Sen. Dianne FeinsteinDianne Emiel FeinsteinSteyer endorses de León in bid to unseat Feinstein Amid struggle for votes, GOP plows ahead with Cabinet picks Feinstein comes out against Pompeo for secretary of State MORE (D-Calif.) came to Rep. Jane Harman’s (D-Calif.) defense Tuesday, calling her a “friend” and supporting her request that the Justice Department release any transcripts of her calls that were wiretapped by the National Security Agency or the FBI.

Feinstein, who chairs the Senate Intelligence Committee, said she hopes the Department of Justice grants Harman’s request.

“I like Jane — I’m a friend of hers,” Feinstein said of the fellow Californian and like-minded Democrat on defense and intelligence maters. “I believe she has the highest integrity and would never do anything to harm our government.”

Speaker Nancy Pelosi (D-Calif.) was more neutral.

“She’s a very, very valued member of Congress,” Pelosi told reporters.

Harman’s request comes in the wake of reports that the NSA wiretapped a discussion in 2005 between her and a “suspected Israeli agent” in which she offered to intervene in a Justice investigation into espionage charges against a lobbyist for the American Israel Public Affairs Committee (AIPAC) in exchange for helping her convince Pelosi and other members of the California delegation to promote her to full chairwoman of the House Intelligence Committee.

Pelosi instead tapped Rep. Silvestre Reyes (D-Texas) for the post.

The Speaker also commented on another critical aspect of the story — that in exchange for Harman’s assistance with the Justice Department, the suspected Israeli agent would get major Hollywood fundraiser Haim Saban to threaten to withhold donations to Pelosi if she failed to give the gavel to Harman.

Asked whether “a prominent supporter” would withhold funds in retaliation if Harman wasn’t made chairwoman, Pelosi did not respond directly.

“What is true is that everybody knows I don’t respond to threats, so it wouldn’t be useful to use them,” Pelosi said. “But it isn’t true.

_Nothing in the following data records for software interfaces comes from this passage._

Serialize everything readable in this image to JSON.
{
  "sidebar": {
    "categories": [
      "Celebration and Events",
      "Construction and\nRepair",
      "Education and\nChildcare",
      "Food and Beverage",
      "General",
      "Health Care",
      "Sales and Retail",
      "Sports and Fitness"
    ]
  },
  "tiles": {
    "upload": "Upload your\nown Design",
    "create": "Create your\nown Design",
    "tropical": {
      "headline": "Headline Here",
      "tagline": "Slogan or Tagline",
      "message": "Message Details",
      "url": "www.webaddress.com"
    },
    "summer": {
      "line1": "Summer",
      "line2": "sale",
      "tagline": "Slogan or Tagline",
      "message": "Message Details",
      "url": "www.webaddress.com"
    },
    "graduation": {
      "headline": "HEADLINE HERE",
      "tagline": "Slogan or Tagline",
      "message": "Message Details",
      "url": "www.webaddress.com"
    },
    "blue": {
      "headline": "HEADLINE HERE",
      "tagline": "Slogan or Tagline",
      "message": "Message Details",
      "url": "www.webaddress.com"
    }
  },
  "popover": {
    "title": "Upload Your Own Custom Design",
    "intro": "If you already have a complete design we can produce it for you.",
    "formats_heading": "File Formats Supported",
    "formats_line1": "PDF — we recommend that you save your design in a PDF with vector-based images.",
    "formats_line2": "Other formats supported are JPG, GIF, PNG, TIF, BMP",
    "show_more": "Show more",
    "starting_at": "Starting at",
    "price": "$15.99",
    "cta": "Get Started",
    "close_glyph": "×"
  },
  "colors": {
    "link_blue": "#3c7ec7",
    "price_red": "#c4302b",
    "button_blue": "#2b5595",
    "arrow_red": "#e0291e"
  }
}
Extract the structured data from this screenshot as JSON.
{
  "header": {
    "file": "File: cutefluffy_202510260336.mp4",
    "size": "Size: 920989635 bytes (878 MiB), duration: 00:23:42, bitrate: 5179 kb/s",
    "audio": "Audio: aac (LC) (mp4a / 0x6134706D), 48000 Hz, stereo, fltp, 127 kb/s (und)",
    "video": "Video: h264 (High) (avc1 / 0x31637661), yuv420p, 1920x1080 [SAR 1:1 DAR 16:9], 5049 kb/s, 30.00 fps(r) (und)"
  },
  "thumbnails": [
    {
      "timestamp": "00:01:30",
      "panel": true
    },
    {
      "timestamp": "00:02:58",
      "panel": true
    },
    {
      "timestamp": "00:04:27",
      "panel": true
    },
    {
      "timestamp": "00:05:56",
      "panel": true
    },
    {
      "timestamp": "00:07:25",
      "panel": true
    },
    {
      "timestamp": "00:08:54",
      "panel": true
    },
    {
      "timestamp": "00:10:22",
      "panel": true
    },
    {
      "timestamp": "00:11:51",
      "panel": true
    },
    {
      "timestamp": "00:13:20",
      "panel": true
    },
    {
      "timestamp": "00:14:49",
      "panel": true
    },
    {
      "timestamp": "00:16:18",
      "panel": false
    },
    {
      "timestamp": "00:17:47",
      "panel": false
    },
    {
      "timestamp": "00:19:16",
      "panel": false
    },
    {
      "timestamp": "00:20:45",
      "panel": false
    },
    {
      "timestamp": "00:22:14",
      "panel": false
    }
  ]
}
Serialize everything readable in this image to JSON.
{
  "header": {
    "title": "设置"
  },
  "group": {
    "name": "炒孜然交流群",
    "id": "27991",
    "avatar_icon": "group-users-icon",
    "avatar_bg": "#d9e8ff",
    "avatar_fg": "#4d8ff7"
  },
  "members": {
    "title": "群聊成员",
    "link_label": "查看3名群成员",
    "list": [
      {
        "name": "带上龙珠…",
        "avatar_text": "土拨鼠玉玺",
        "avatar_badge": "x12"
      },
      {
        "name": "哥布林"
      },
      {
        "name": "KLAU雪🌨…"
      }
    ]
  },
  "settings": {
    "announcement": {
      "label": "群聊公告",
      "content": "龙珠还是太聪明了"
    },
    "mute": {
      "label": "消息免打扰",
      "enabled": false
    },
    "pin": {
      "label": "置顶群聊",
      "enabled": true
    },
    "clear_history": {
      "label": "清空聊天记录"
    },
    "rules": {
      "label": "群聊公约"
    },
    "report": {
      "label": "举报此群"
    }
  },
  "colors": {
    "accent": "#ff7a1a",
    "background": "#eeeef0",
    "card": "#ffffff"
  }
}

It isn’t true. No. Congresswoman Harman has many friends who advocate for her.”

Earlier Tuesday Harman went on the offensive, taking her case to the airwaves and challenging Justice to investigate whether any other members of Congress were under NSA surveillance. The New York Times reported last week that the NSA had considered but then backed off a plan to conduct surveillance of an unnamed member of Congress who was on a trip to the Middle East in 2005 or 2006 and in touch with an “extremist” who was also under surveillance.

In an interview with Andrea Mitchell on MSNBC, Harman vehemently denied that she intervened with anyone including Justice or the White House in the AIPAC spying case.

“If there are tapes out there, bring it on!” she said.

In that TV appearance and in a letter to Attorney General Eric HolderEric Himpton HolderEric Holder headed to New Hampshire for high-profile event Holder: 'Our democracy is under attack' McAuliffe touts his record as governor as he seeks to boost Dems MORE, Harman said she was outraged that the FBI or NSA secretly wiretapped her conversations.

“This abuse of power is outrageous and I call on your department to release all transcripts and other investigative material involving me in an unredacted form,” Harman wrote to Holder. “It is my intention to make this material available to the public.”